Reasonably rare 1993 Bridgestone XO-1 parked on the street

I work on Capitol Hill. I have an older 1982 Bridgestone road bike, but it is so old that it misses the period when some Bridgestone bikes were sold in the U.S. that then became legendary, such as the XO-1 above.

The XO-1 attracted a lot of attention for its odd "moustache" handlebars (which are not shown too well in my photograph) but it's failure to fit into well understood bicycle categories of the 20-plus years ago seemed to be the biggest problem, and perhaps surprisingly for a bike not made in mass numbers, this was the subject of discussion even decades later - see this 2013 blog post for example. Sheldon Brown's site of information about older bicycles includes the relevant pages from a digitized 1993 Bridgestone catalog that show the bike more clearly and describe its features, as well as its price then (ranging from $1,115 to $1,175) and that only 1,000 were being made. Only 1,000!

My main surprise is that anyone would park a gem like this on the street. Yes, it has a U-lock and also a cable lock, but . . .

Monday, November 2, 2015

1884 Bicycle Down Capitol Steps

"Perilous Ride"
"A Perilous Ride" - riding a bike down the U.S. Capitol Steps in 1884

From the Library of Congress:

Title: A perilous ride / Platt Brothers, artist and photographer, 1116 12th St., N.W., Washington, D.C.
Date Created/Published: [Washington, D.C.] : [Platt Brothers] [1884]
Medium: 1 photograph : albumen print on card mount ; mount 17 x 11 cm (cabinet photograph format)
Summary: Photograph shows a man riding a bicycle down the steps of the U.S. Capitol as another man with a bicycle waits at the top.

Earlier the only image available online was a digitized B&W copy negative - that is, someone made a copy of the printed photograph and then digitized the negative.
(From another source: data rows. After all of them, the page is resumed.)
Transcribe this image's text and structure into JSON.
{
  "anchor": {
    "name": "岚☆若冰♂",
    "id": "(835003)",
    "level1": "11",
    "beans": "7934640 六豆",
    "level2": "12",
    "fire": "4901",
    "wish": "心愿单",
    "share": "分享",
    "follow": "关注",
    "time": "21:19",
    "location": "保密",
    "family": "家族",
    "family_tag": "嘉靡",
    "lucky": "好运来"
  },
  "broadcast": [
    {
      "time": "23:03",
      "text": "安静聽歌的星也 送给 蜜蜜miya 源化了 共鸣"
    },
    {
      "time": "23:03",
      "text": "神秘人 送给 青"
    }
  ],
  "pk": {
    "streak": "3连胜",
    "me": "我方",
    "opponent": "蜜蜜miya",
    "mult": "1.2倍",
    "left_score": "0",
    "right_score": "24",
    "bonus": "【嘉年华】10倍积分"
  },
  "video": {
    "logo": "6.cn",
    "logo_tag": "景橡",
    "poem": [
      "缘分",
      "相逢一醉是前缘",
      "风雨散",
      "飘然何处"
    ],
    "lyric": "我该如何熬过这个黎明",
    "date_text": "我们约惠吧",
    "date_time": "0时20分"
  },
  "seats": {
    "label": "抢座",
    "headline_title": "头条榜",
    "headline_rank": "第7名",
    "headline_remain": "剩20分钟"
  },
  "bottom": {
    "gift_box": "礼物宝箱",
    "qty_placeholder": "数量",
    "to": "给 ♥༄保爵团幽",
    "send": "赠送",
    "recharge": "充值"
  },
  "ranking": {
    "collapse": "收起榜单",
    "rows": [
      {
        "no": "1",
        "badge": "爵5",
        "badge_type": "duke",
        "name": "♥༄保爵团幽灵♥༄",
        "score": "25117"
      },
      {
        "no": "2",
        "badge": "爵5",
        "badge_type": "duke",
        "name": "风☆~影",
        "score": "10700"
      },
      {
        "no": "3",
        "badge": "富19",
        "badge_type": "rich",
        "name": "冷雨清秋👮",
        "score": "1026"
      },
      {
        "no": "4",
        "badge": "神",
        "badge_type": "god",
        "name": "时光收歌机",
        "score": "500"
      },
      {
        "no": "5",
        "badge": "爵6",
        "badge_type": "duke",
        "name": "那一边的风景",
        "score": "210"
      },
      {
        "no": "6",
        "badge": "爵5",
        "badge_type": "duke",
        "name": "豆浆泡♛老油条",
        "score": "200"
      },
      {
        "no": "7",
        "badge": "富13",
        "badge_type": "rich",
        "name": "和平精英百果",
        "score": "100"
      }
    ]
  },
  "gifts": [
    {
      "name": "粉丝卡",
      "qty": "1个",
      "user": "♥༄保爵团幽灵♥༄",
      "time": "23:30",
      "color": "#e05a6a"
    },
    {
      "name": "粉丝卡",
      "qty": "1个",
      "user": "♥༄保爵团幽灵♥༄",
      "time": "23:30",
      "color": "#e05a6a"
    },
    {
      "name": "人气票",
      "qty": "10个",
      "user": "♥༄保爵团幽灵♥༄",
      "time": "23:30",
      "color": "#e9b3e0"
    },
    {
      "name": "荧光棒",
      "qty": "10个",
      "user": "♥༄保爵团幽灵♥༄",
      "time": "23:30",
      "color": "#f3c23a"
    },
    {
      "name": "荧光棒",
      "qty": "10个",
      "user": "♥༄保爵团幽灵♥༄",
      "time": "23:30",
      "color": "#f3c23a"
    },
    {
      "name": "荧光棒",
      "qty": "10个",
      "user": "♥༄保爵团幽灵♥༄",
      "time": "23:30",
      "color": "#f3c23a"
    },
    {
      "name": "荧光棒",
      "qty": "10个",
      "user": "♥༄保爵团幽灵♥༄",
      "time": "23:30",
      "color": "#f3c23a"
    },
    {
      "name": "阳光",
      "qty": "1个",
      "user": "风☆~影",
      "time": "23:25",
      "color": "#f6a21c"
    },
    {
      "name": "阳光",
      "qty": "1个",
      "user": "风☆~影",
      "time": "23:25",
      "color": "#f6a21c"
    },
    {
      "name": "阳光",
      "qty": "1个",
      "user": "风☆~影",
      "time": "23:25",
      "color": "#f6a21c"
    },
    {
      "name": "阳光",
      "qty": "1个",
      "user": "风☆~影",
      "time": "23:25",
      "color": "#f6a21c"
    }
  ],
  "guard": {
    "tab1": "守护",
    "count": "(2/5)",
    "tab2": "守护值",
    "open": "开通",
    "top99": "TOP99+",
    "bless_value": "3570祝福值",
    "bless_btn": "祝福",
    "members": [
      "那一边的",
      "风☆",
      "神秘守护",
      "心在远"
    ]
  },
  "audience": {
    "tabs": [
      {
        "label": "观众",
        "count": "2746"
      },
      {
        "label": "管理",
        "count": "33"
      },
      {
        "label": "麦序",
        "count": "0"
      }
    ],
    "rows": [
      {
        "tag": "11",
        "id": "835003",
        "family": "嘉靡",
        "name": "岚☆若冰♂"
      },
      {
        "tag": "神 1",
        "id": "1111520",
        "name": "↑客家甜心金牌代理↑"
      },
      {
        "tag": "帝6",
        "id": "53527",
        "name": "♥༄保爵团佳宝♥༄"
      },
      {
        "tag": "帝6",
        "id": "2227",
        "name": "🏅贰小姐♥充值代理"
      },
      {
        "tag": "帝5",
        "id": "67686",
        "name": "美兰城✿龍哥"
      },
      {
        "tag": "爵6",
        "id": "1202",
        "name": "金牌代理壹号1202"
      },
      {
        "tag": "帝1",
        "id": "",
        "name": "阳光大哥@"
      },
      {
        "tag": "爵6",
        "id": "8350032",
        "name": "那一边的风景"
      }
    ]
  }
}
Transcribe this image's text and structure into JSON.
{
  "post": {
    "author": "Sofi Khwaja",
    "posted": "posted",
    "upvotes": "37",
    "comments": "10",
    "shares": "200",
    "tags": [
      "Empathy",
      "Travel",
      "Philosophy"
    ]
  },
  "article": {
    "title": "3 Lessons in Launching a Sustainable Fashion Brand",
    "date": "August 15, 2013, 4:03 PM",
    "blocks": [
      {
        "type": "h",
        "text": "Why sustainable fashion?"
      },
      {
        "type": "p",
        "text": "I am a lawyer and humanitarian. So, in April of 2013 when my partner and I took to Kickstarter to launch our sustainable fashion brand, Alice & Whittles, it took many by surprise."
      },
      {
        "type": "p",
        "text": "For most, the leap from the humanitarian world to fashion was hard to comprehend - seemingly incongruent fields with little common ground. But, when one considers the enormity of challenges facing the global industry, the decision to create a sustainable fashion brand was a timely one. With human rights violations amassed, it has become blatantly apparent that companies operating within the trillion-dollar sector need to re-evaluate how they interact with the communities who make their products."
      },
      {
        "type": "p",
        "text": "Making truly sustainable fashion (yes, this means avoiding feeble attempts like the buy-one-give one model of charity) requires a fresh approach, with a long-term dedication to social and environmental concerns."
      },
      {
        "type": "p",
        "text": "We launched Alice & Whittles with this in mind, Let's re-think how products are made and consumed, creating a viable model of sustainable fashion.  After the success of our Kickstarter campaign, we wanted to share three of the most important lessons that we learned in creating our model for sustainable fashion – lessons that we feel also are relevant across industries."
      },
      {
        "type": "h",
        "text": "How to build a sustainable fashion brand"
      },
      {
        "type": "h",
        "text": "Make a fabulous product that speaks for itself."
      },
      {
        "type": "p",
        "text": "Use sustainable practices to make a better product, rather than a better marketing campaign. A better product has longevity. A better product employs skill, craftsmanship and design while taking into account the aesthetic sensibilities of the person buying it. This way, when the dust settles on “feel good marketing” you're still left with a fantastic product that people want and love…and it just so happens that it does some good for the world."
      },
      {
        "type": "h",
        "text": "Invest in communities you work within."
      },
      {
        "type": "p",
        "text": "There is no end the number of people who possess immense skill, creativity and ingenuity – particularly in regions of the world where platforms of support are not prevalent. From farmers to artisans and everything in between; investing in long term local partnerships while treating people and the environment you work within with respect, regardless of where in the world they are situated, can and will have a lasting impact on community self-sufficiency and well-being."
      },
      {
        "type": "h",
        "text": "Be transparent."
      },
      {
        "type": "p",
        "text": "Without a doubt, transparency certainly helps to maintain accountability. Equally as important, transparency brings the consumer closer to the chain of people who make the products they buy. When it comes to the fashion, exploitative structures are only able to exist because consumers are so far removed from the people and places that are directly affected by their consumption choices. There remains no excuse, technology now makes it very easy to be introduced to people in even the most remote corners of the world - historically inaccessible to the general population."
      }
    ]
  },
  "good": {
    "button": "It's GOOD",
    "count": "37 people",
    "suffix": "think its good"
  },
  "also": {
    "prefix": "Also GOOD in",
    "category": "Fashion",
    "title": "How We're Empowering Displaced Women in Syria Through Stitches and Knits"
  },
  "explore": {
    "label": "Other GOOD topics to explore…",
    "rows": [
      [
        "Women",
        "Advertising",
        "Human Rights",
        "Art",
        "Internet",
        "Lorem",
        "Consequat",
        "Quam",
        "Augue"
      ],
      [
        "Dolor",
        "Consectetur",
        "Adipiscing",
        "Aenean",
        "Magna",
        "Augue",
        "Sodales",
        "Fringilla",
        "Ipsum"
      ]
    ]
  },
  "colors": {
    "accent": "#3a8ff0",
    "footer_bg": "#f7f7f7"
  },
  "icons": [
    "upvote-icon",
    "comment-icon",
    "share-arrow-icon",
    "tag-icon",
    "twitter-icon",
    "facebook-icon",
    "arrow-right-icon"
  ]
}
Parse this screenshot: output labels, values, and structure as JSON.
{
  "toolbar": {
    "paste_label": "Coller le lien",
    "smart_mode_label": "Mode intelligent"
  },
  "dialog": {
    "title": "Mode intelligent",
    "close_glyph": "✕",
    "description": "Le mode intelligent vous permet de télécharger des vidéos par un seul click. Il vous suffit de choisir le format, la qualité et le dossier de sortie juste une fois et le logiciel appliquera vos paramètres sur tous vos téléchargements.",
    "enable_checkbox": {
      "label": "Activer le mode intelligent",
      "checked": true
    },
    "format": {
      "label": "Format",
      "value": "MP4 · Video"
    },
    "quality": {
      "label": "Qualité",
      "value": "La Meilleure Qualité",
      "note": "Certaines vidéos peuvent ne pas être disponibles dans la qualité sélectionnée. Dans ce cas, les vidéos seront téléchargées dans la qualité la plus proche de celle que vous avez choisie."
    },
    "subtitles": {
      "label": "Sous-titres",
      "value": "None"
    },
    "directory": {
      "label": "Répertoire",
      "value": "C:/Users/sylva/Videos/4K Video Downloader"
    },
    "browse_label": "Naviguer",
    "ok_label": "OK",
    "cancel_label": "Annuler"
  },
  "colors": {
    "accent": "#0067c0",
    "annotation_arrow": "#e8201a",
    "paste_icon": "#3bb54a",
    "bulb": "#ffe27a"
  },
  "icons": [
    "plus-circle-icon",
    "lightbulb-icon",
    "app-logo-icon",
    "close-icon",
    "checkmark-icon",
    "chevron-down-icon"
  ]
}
This is a reasonably high resolution image produced directly from the print. You can make out more details. (Click on the photograph above and you go to Flickr and you can zoom in from there.)

There are several unusual aspects to this bicycle. Unlike the usual "penny farthing" of the time, the smaller wheel was in front, not in back. Also, it did not rely on pedals attached to the center of the wheel but used a treadle system. As it happens, Wikipedia has an article about this model of bicycle, the "American Star Bicycle" and uses this very photograph in the article - but the older, B&W one.

The Library of Congress believes the photo dates from 1884 (which is why 1884 is in brackets; it wasn't printed on the photograph, apparently or it would be without brackets) but the Wikipedia article says 1885. Well, close enough.

A possible rationale for this photo is that even for an experience rider, this stunt would have been impossible I think on a penny farthing, which would have plunged forward over the large front wheel. So this is demonstrating that attribute of this book.

I'm pretty sure the Capitol Police would not allow you to ride a bike up and down the Capitol steps now. . .